Last Friday’s post on the portrait of Horace Staples spurred one reader to ask who the founder of Westport’s high school was, anyway. Here — direct from my book Staples High School: 120 Years of A+ Education — is the answer.
In 1866, Horace Staples was perhaps the wealthiest man in Westport. A direct descendant of Thomas Staples, one of 5 settlers who founded Fairfield — and of Mary Staples, accused but acquitted of witchcraft during the fever of 1692 — he had worked since he was 8 years old.
At age 27 he started a lumber and hardware business in Saugatuck. It soon grew into a general store carrying grain, groceries, household furnishings and medicines. He bought sailing vessels, a silk factory, and an axe factory. He owned a thriving pier off the west bank of the Saugatuck River. In 1852 he helped establish a bank. In addition to everything else, he ran a farm.
Now Horace Staples was 65. Every morning he watched Westport boys and girls board the Post Road trolley. Some headed west to Norwalk; others east to Bridgeport – the 2 nearest towns with high schools. It was time, he thought, for Westport to “get up” a high school of its own.
He offered to give the town a lot for a building. But no one did anything. He offered again; again the town refused to act. Year after year, young Westporters left town for education. Others, at age 14, began to work.
In 1880 Horace Staples’ only daughter died. His sole remaining heir was a grandson. He decided that the fortune he intended to leave his daughter should benefit all young people in town.
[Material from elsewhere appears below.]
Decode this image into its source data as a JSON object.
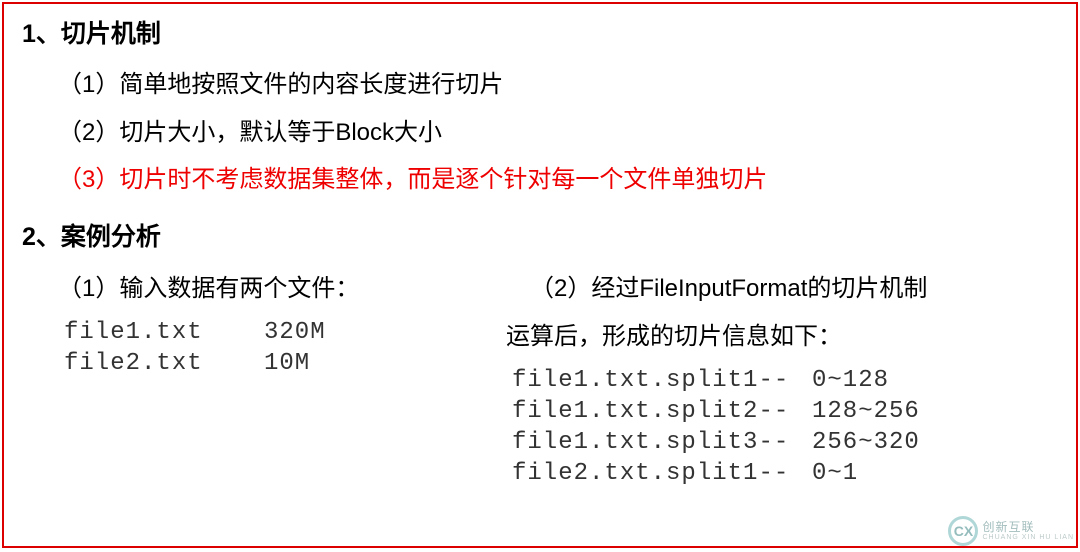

Nearly 80 years old – and so hard of hearing he carried a yard-long ear trumpet – Horace Staples embarked on a final project that, more than a century later, would dwarf every other endeavor of his long, successful life.
In 1882 he redrew his will, directing some of his money toward a new high school. The following year he planned a red-brick building just up the street from his West (now Riverside) Avenue colonial home.
Though over 80 years old he was in good health, and came from a long line of long-living people. “I might as well see my name up in bricks while I am still around,” he said.
“A suitable building for a school house” would be erected on vacant land he donated. His builders assured him the school would be finished by July.
On April 22, 1884, whistles and sirens blew; church bells rang. Businesses closed. A procession formed in front of National Hall, turned left onto West Avenue, and made the short walk to the site of the ceremony. The crowd was estimated at 2,500.
Governor Thomas Waller arrived. Pastors offered prayers and addresses. A choir sang a hymn composed for the occasion. The cornerstone was laid.
Governor Waller finally stepped forward. The Westporter did not print his address. It did note, however, that “A good high school will increase the value of property, and raise the price of onions.”
Despite his builders’ assurances, the building was not ready when the first term began in September. For a few weeks classes were conducted on the 3rd floor of National Hall (Horace Staples’ First National Bank of Westport occupied the first floor). Sixty students enrolled, from Westport, Norwalk, Southport and Weston.
The red-brick and stone building on West (Riverside) Avenue opened officially on October 31, 1884. The 1st floor contained 2 classrooms, a cloakroom, a laboratory and a 250-volume library.
The 2nd floor contained 2 more classrooms, another cloakroom, and a 350-seat “Assembly Hall” that doubled as a gymnasium. The entire school assembled there once a day, for devotional exercises.
During the first year of operation, there was no running water. The next year water pipes were fitted in the building, and wash bowls placed in the cloakrooms.
Classes were held from 9 a.m. to 4 p.m. The curriculum included the usual courses of the day — advanced arithmetic, algebra, English grammar, physical geography, botany, geometry, trigonometry, English history, physics, chemistry, French, German, ancient history and the United States Constitution – plus 4 courses not generally offered in high school: Greek, Latin, physiology and genealogy.
The latter was a particular favorite of Horace Staples. It is “not enough to know where you’re going,” he said. You “also have to know where you’re coming from.”
The inclusion of those 4 courses is noteworthy. From its inception, and all the way through to today, Staples has done things other schools do not do.
But in other ways, the Staples of 1884 was very different from the modern Staples High. The first graduating class to enter the halls of Westport’s new school consisted of just 6 students.
And all were girls.
(My book on the history of Staples High School is available at the Westport Historical Society. Click here to order.)